When chefs are ready to take their meat creations the next level, they'll usually start with a rub. Instead of soaking the pork like a marinade, just apply the rub directly to the meat. This takes a little more patience and care than a traditional marinade since everything you put in the rub goes directly onto the meat, and therefore, your plate. So each herb and spice, every tablespoon of oil, and pinch of salt or sugar needs to be considered carefully.
Wet rubs are a good transition between traditional soaking marinades and dry rubs, which we'll discuss in the next section. They're usually thick and stick to the meat, providing an even coating around the cut. This gives you more control over the taste because the rub can be applied in large or small amounts as needed.
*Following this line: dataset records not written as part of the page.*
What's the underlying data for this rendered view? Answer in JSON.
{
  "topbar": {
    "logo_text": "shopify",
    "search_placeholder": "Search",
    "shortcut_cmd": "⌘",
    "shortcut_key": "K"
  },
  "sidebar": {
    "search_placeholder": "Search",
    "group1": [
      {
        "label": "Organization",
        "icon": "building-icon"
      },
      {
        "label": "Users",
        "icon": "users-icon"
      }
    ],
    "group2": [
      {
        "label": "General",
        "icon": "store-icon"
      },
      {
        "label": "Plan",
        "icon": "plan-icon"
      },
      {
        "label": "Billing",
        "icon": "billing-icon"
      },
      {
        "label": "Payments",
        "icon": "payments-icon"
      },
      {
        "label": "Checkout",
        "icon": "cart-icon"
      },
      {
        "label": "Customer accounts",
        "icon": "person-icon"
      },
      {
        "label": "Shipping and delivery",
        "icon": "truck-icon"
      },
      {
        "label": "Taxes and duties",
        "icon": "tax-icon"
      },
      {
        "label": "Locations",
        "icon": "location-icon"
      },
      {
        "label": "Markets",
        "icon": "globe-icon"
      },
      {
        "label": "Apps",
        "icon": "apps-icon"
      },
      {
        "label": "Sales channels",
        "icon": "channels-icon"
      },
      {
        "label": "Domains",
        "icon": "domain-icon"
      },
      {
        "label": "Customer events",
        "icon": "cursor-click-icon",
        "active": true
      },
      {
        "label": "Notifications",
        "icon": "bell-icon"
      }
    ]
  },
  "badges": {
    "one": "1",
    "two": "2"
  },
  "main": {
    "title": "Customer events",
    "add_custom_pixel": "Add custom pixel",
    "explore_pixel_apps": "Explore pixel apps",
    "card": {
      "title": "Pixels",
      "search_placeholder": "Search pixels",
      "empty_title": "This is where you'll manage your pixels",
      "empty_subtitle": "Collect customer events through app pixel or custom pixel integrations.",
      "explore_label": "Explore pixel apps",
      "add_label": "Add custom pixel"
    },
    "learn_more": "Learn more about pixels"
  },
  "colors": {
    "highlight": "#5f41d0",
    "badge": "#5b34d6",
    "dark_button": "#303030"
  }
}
Spicy mustard is a great wet rub base because it's low-calorie and packs a robust flavor. You could also add a light vinegar or mix in some honey to sweeten the mustard's kick. Avoid barbecue sauces and ketchup in rubs because the flavor benefits usually don't outweigh the sugar, sodium or preservatives they contain.